Traditionally, there aren't usually many big releases coming out in January, so it's a great time for the superstars of yesteryear to attempt to remind the world that they still exist. Even if they haven't been around for a while, big established names are great clickbait, and since everybody has some weakness for nostalgia, we all win, right? Well, at least until the reality sets in that most of these comeback attempts just aren't that impressive.
Justin Timberlake - Suit and Tie
Did anyone else gag a little when they read JT's "open letter"? Luckily, the song itself isn't nearly as pukey, but let's face it - he's doesn't appear to be bringing sexy back this time. On the other hand, according to Billboard the song is selling a crapload so far, despite mostly inspiring a big shrug on the part of critics (and the internet in general). It's a little hard to tell if he's using the song to sell his revamped Myspace, or if the new Myspace is just a way to help sell the track. I guess this is what they call "synergy"?
It's not really that bad, just not that interesting. The slowed down bits are pleasingly weird, but the lifeless uptempo main beat feels like a cheap keyboard preset. Jay Z isn't exactly bringing his A-game to his guest appearance, but it's not awful either.
Verdict: Justin Timberlake's music career has a better chance at a comeback than Myspace, but that's hardly a ringing endorsement.
David Bowie - Where Are We Now?
Can we please stop pretending to be so amazed that Bowie managed to keep his return to the recording studio a secret? It's really not that big a deal. Also, while it's nice that he managed to hit #6 on the UK singles chart with this gloomy glam ballad, isn't it kind of depressing that this was his first UK top ten in twenty years? Has it made any kind of impact in North America, outside of anglophile music critic circles?
The production is actually quite nice, but that Tony Visconti touch isn't enough to make up for the fact that Bowie neglected to write a decent chorus.
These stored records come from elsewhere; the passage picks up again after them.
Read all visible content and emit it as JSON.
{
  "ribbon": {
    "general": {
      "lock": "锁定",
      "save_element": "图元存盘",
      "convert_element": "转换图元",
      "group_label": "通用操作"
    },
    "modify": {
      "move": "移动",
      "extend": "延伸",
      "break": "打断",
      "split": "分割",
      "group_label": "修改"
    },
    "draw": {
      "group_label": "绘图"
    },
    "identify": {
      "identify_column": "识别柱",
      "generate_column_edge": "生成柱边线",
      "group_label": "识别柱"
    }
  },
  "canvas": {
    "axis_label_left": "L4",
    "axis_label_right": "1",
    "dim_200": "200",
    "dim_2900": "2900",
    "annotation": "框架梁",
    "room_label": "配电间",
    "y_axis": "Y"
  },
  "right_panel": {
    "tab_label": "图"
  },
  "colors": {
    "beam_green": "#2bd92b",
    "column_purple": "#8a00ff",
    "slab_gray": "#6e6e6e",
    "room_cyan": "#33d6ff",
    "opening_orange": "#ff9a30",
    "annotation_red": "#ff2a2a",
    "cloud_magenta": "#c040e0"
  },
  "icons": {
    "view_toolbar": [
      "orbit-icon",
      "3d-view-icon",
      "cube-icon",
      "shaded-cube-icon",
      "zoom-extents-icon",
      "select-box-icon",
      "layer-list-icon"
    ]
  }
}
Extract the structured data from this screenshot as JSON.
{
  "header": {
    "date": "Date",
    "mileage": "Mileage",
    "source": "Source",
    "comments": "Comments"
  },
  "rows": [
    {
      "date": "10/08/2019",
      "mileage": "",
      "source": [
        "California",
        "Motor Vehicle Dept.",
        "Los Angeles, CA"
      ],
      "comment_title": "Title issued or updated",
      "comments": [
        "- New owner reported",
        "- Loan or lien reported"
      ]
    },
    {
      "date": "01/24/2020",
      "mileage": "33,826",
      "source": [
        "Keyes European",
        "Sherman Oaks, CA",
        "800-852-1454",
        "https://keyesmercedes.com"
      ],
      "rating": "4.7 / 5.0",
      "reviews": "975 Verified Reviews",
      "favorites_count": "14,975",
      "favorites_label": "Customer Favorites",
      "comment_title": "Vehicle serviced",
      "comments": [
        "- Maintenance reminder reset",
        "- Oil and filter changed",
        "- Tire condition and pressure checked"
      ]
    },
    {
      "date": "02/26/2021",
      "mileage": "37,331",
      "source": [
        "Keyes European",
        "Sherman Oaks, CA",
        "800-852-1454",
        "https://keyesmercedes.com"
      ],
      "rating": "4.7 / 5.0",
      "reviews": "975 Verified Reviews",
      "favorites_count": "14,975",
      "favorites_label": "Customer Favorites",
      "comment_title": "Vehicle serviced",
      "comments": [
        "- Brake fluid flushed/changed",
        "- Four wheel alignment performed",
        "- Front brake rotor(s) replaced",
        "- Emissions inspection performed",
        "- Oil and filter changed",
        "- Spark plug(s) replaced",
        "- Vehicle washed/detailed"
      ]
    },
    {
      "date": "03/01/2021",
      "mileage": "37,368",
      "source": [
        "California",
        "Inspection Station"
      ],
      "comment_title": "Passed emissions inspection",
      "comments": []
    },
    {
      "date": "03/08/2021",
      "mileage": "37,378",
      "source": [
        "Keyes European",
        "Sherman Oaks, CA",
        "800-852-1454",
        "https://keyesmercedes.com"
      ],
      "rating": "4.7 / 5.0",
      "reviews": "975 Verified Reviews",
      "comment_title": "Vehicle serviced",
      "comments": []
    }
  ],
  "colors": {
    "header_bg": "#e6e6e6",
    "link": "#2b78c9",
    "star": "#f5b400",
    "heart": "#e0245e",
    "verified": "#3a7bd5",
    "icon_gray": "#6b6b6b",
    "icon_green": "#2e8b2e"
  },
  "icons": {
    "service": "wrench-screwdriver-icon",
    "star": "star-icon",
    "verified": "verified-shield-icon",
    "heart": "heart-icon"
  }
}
It's also a little dismaying that Bowie is so willing to play the nostalgia game by bringing back former collaborators like Visconti and video artist Tony Oursler (who's projection-face treatment was last seen in the Little Wonder video). Say what you will about his drum'n'bass experiments in the 90s - at least back then he was still interested in looking forward rather than reliving the past.
Verdict: We're still curious about the album, and cautiously optimistic, but disappointed that Bowie appears to be embracing nostalgia.
Destiny's Child - Nuclear
Speaking of nostalgia, this new Destiny's Child just reeks of the 90s. Somewhere between Soul II Soul and Janet Jackson, Nuclear isn't exactly what fans were hoping for, but isn't embarrassing either. Though like Bowie and Timberlake's comeback attempts, this one is also lacking a memorable hook. It feels like any second there's going to be some change to bring it up to the next level, but instead it just floats along lazily.
If this is supposed to get us excited for their much-hyped Superbowl appearance, it's not doing the trick. If it were just an album track sitting alongside some catchy singles, it would be a different story, but it just doesn't have the feel that a big single should have.
Verdict: It's growing on us, but there's no way this has any chance to become a true R&B anthem.
Suede - Barriers
Finally, a comeback song with an actual chorus! Brett Anderson's wail is sounding pleasantly flamboyant, and Richard Oakes's guitar licks bring back fond memories of Bernard Butler's earlier work with the band. It must suck to be constantly compared to the guitarist you replaced in 1994, but there are worse things in life.
Barriers sounds better than anything the glam revivalists have done in many years, but some might argue that's very faint praise. Compared to early songs like Animal Nitrate, it feels a touch lifeless, which should perhaps be expected: they were a hell of a lot younger back then.
Verdict: Much better than we anticipated, but still unlikely to transform them into a buzz band again.